Exercise data Block Start

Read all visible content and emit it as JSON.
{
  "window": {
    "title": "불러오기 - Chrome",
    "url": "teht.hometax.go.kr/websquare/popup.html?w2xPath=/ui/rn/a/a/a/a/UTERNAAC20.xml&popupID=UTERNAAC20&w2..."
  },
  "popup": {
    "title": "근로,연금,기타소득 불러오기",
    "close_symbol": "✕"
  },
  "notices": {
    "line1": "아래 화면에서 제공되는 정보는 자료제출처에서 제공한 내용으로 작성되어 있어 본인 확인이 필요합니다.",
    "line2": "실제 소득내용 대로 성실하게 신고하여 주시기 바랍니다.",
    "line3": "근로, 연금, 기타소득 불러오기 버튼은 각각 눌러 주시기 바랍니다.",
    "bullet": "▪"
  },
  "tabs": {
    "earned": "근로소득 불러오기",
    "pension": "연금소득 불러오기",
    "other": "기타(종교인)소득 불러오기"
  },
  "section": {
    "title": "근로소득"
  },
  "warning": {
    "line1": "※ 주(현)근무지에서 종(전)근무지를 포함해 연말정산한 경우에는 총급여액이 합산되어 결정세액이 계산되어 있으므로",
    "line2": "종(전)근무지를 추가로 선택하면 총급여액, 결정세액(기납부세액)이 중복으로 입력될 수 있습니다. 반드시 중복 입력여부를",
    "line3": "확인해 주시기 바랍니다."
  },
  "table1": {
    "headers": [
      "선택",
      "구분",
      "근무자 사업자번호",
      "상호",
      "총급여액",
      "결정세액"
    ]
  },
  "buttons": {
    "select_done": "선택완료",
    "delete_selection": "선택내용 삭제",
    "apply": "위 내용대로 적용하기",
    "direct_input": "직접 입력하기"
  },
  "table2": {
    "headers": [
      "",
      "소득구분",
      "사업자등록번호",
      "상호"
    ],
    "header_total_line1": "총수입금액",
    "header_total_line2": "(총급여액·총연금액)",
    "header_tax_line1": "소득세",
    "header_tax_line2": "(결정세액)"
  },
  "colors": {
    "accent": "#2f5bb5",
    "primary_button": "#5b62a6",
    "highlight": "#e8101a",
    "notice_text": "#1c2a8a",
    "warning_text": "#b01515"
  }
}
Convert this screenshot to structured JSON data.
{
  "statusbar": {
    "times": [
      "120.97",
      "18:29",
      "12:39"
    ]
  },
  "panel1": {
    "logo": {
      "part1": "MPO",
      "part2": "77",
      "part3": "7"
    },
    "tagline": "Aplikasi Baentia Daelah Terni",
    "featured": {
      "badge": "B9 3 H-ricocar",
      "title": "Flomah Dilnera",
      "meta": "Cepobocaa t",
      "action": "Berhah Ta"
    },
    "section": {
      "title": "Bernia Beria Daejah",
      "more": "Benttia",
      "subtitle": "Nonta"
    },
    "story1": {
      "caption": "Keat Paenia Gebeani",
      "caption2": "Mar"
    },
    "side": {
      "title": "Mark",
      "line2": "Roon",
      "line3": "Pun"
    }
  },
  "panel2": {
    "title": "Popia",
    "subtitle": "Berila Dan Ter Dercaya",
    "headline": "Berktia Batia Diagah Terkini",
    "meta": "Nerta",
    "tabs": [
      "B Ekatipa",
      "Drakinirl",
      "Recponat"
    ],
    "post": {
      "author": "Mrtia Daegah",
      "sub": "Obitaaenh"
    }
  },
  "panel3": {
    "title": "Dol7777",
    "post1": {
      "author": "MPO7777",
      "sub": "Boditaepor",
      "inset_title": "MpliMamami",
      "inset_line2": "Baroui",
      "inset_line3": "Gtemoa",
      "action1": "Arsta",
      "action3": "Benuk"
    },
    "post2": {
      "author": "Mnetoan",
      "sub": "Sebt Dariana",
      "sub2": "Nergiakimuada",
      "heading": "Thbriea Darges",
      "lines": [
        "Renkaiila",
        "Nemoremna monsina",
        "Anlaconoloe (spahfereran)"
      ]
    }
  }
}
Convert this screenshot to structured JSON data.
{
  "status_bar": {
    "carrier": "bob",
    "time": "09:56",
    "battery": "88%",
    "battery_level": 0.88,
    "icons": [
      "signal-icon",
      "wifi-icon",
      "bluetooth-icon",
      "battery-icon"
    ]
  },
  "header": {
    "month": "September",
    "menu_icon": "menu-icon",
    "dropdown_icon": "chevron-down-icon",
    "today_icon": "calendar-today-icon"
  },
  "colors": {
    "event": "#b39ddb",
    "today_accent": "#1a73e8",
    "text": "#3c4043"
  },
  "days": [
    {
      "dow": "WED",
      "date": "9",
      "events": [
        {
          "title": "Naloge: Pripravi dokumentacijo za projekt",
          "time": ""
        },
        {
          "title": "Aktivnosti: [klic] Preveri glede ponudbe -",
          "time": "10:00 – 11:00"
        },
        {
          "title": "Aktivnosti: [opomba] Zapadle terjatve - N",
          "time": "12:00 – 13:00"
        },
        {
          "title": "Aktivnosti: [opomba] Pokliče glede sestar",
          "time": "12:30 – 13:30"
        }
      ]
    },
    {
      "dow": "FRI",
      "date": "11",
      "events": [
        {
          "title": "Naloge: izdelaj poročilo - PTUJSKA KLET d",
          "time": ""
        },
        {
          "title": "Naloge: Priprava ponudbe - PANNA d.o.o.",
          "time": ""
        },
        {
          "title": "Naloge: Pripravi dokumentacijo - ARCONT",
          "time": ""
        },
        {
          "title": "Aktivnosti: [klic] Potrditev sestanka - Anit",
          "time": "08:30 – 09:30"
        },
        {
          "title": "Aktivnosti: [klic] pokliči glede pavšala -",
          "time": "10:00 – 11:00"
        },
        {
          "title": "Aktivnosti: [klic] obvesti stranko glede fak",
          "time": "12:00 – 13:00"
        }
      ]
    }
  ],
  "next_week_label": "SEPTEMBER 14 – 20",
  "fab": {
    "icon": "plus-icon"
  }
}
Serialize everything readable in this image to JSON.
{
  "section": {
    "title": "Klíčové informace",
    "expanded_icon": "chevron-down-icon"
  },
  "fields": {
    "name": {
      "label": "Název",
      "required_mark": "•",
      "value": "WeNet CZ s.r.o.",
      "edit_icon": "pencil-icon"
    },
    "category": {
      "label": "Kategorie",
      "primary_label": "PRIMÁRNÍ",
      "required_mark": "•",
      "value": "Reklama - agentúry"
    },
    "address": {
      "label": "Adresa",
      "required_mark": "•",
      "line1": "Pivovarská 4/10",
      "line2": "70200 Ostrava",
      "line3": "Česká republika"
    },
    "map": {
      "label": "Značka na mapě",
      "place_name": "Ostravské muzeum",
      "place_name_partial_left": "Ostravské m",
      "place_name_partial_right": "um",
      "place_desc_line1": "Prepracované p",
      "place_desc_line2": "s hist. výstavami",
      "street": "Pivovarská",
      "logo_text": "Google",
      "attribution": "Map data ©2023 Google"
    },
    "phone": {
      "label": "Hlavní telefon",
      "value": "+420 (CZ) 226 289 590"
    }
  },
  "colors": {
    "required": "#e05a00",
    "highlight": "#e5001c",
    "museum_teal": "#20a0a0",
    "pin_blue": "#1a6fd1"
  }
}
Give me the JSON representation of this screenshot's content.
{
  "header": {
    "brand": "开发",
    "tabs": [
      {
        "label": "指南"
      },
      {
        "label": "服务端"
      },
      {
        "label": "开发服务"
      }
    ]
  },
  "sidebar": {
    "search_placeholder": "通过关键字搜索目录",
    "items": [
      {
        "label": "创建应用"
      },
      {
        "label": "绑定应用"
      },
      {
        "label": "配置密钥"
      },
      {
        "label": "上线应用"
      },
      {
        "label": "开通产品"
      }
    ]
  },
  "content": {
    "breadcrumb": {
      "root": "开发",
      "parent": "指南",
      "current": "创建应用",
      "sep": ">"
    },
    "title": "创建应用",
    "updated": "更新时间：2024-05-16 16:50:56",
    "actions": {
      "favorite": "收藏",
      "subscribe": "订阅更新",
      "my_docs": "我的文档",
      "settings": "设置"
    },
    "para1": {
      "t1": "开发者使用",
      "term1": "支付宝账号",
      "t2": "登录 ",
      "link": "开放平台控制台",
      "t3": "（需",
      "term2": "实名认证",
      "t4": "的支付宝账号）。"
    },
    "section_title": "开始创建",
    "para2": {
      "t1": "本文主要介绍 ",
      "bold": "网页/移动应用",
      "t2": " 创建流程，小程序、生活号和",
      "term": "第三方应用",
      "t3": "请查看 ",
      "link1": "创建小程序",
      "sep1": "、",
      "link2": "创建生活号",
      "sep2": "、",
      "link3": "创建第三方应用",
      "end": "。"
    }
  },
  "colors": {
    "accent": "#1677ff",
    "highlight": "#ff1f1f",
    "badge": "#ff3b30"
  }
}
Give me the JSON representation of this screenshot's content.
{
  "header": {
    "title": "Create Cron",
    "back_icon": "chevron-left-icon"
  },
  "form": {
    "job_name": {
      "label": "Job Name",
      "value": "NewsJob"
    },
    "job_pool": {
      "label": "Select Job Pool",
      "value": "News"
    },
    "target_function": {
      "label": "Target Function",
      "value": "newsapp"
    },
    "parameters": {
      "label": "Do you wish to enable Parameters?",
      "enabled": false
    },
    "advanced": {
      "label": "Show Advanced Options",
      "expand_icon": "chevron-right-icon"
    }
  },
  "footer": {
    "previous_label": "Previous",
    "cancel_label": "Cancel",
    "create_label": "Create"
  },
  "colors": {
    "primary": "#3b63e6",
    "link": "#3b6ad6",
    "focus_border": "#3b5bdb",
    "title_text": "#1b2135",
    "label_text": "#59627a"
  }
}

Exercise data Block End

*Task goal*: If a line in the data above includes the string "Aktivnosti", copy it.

*Answer section*:
          "title": "Aktivnosti: [klic] Preveri glede ponudbe -",
          "title": "Aktivnosti: [opomba] Zapadle terjatve - N",
          "title": "Aktivnosti: [opomba] Pokliče glede sestar",
          "title": "Aktivnosti: [klic] Potrditev sestanka - Anit",
          "title": "Aktivnosti: [klic] pokliči glede pavšala -",
          "title": "Aktivnosti: [klic] obvesti stranko glede fak",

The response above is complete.